Butternuts and walnuts are deciduous trees with scaly, furrowed bark. Pith is chambered and colored. Buds have few scales. Flowers are monoecious. Male flowers are borne in long catkins. Female flowers are rounded and have conspicuous, red-fringed stigmas. Fruit is a large drupe with a two- to four-celled nut.
Juglans nigraEastern Black Walnut.
The butternut is known as white walnut in the south and is a smaller tree than the black walnut, although it may reach a height of 70 feet with a diameter of 3 feet. The trunk is usually forked, or crooked, making it less desirable for saw timber. Butternut is normally found in a more mesic site than is black walnut, such as above the floodplain along a slope.
Winter buds have few scales. Terminal buds are large, 1/21 inch (1325 mm) long. The bark is lighter than that of the black walnut: light gray on branches and the trunks of small trees, becoming darker on larger trees. Mature bark is deeply fissured. This tree may also be distinguished from black walnut by the velvet collars just above the leaf scars left by the previous year's leaves.

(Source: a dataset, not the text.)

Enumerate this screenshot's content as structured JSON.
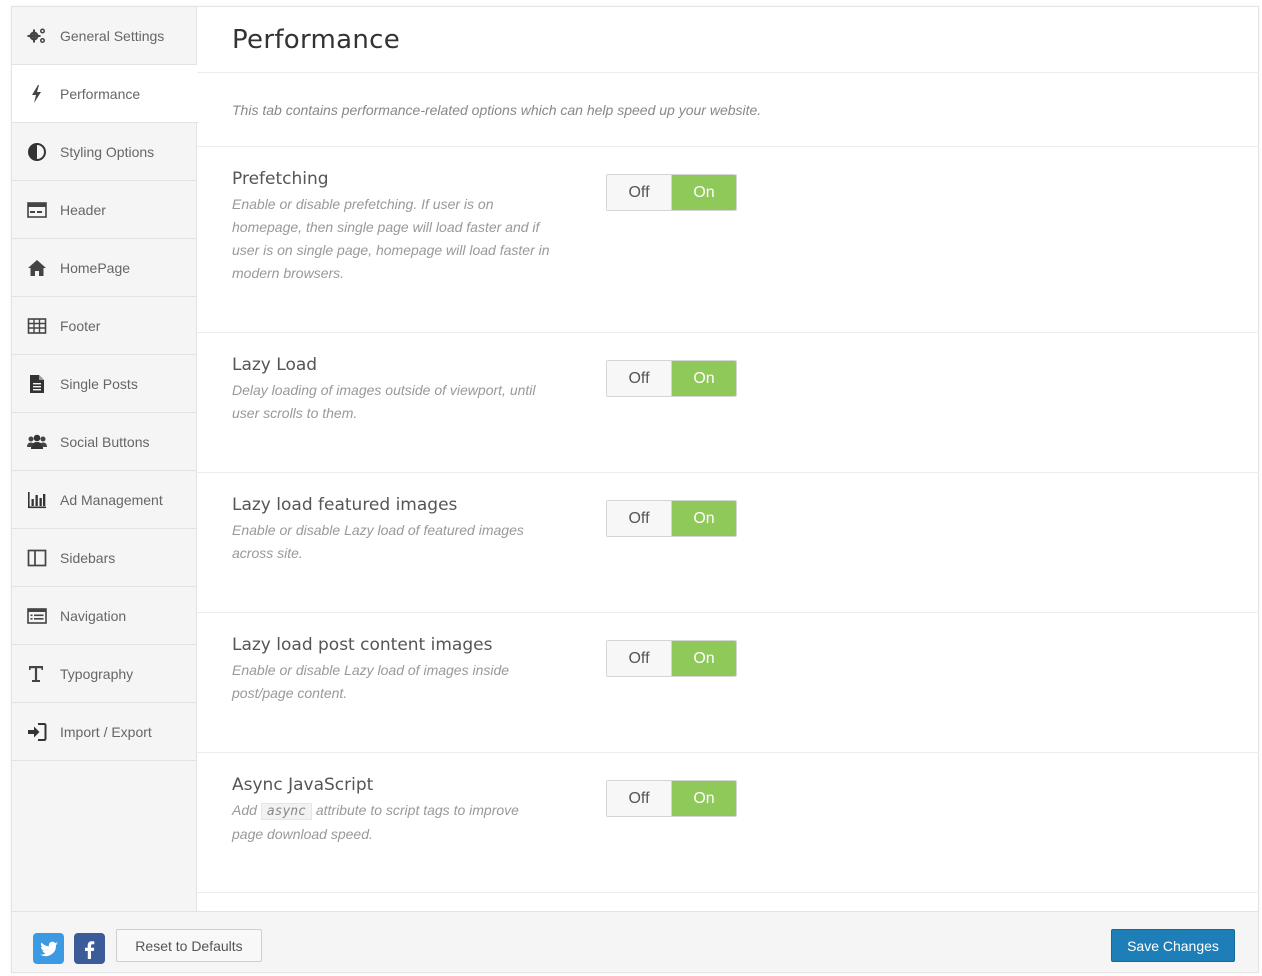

Pith is dark brown in color, chambered after the first season, and a good identification characteristic.
The odd-pinnately compound leaves are 1020 inches (2551 cm) long. Each leaf has 1119 sharp-pointed, oblong, and finely toothed leaflets that are 23 inches (57 1/2 cm) long. The black walnut has more leaflets than the butternut on average.
The flowers are of two kinds and on the same tree. The male flower is borne in long, yellowish-green, drooping catkins. Female flowers are recognized by the rather conspicuous, red-fringed stigmas. The fruit is a nut enclosed in an oblong, somewhat pointed, yellowish-green husk about 2 inches (5 cm) long which is covered with short, rusty, clammy, sticky hairs. The butternut has a rough, grooved shell and an oily, edible kernel.
The wood is light, soft, not strong, coarse-grained, and light brown. The wood takes a good polish. It is used for interior finish of houses and for furniture. A yellow or orange dye can be made from the husks of the nuts.
Eastern Black WalnutJuglans nigra
This valuable forest tree occurs on rich bottom lands and moist, fertile hillsides throughout the state. In the forest, the black walnut frequently attains heights of 100 feet with a straight stem, clear of branches halfway up the tree. Growing in open areas, the stem is short and the crown is broad and spreading.
The leaves are alternate and odd-pinnately compound. Leaves are 12 feet (30 1/261 cm) long, and have 1523 leaflets. Foliage is a yellowish-green color. The leaflets are about 3 inches (7 1/2 cm) long, lanceolate in outline, and irregularly toothed along the margin. Leaf scars lack a hairy, felt-like margin on the upper edge of the leaf scar.
|Eastern Black Walnut|
Buds have few scales. Terminal buds are smaller than the butternut and about 1/3 inch (8 mm) long. Lateral buds are smaller than the terminal buds. Pith in the twigs is buff-colored and chambered after the first season. The bark is thick, dark brown in color, and divided by rather deep fissures into rounded ridges.
Black walnut and butternut are allelopathic and produce a compound called juglone. This compound will injure some other plants. Many plants in the rose family and heath family are very sensitive and will be injured or killed if planted beneath the drip line of a black walnut tree. Other plants such as bluegrass grow very well beneath the crowns of black walnut or butternut trees.
Flowers are monoecious. Male flowers are borne in long catkins. Female flowers are rounded and have conspicuous, red-fringed stigmas. The fruit is a large drupe with a two- to four-celled nut. The fruit is borne singly or in pairs and enclosed in a solid green husk which does not split open even after the nut is ripe. The nut itself is black with a very hard, thick, finely ridged shell, enclosing a rich, oily kernel which is edible and highly nutritious. This tree produces the black walnut nuts of commerce, but the fruit is considered a liability in an urban site. Walnut trees are easily propagated from the nuts. Seedlings grow rapidly on good soils.
The heartwood is of superior quality and value. Black walnut is the most valuable timber species in Ohio. It is heavy, hard, strong, and of a rich, chocolate brown color. Freedom from warping and checking, acceptance of a high polish, and durability make it highly prized for a great variety of uses, including furniture and cabinet work, gun stocks, and airplane propellers. Small trees are mostly sapwood, which is light-colored and not durable. Urban trees have no timber value since they may contain metal, such as nails, in the wood.